=== What is expected ===
Across the listing below, how many lines contain the string "repository"? Only the number is needed.

=== Material for the task ===
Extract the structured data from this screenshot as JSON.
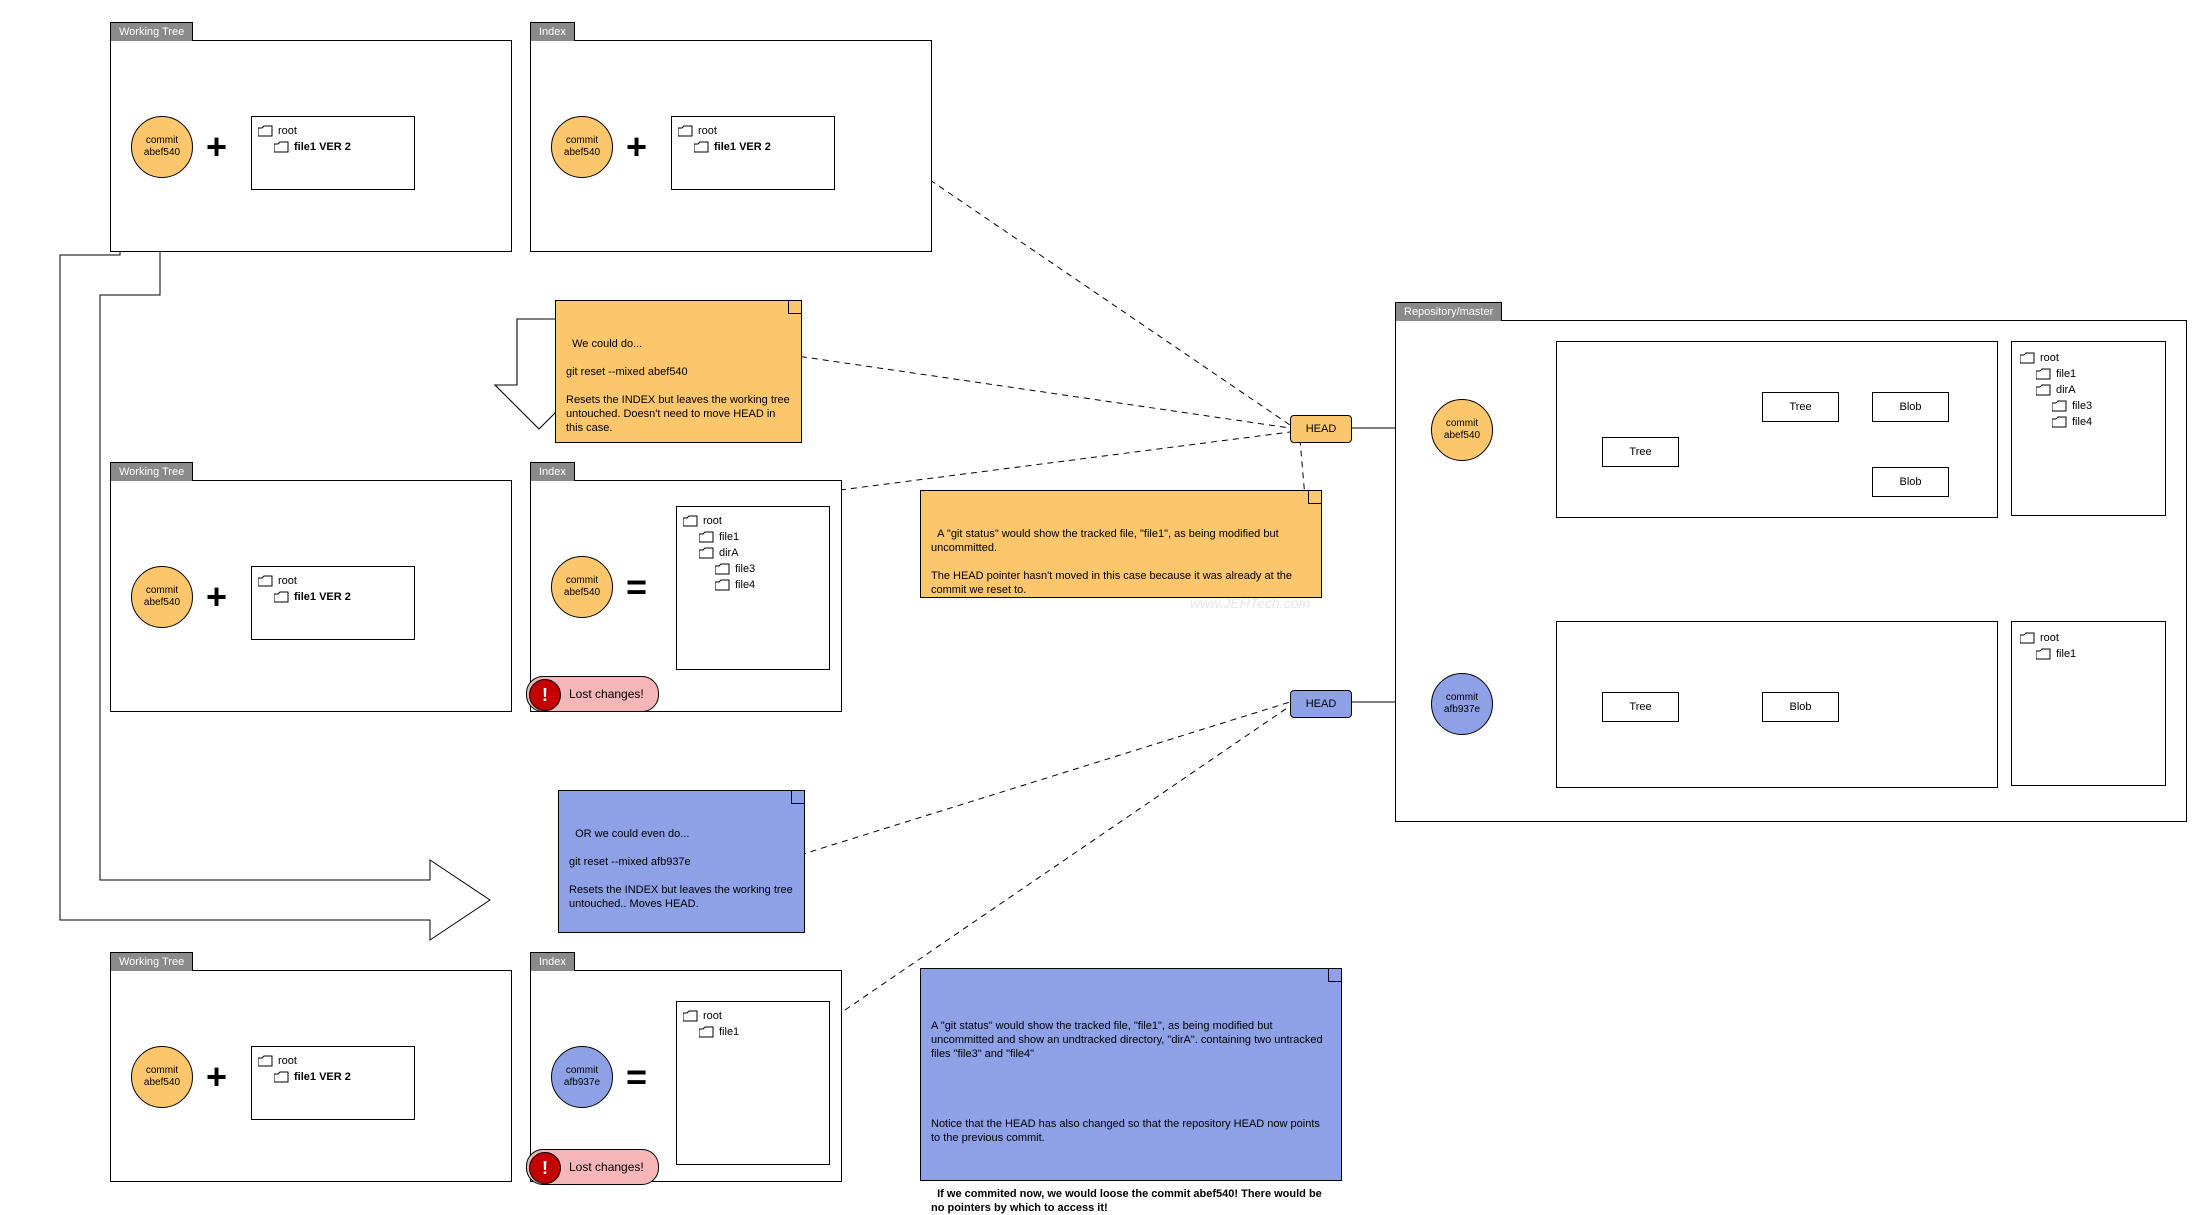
{
  "labels": {
    "working_tree": "Working Tree",
    "index": "Index",
    "repository": "Repository/master",
    "commit": "commit",
    "root": "root",
    "file1ver2": "file1 VER 2",
    "file1": "file1",
    "dirA": "dirA",
    "file3": "file3",
    "file4": "file4",
    "head": "HEAD",
    "tree": "Tree",
    "blob": "Blob",
    "lost": "Lost changes!"
  },
  "commits": {
    "c1": "abef540",
    "c2": "afb937e"
  },
  "notes": {
    "n1": "We could do...\n\ngit reset --mixed abef540\n\nResets the INDEX but leaves the working tree untouched. Doesn't need to move HEAD in this case.",
    "n2": "A \"git status\" would show the tracked file, \"file1\", as being modified but uncommitted.\n\nThe HEAD pointer hasn't moved in this case because it was already at the commit we reset to.",
    "n3": "OR we could even do...\n\ngit reset --mixed afb937e\n\nResets the INDEX but leaves the working tree untouched.. Moves HEAD.",
    "n4_p1": "A \"git status\" would show the tracked file, \"file1\", as being modified but uncommitted and show an undtracked directory, \"dirA\". containing two untracked files \"file3\" and \"file4\"",
    "n4_p2": "Notice that the HEAD has also changed so that the repository HEAD now points to the previous commit.",
    "n4_p3": "If we commited now, we would loose the commit abef540! There would be no pointers by which to access it!"
  },
  "watermark": "www.JEHTech.com"
}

=== Output ===
2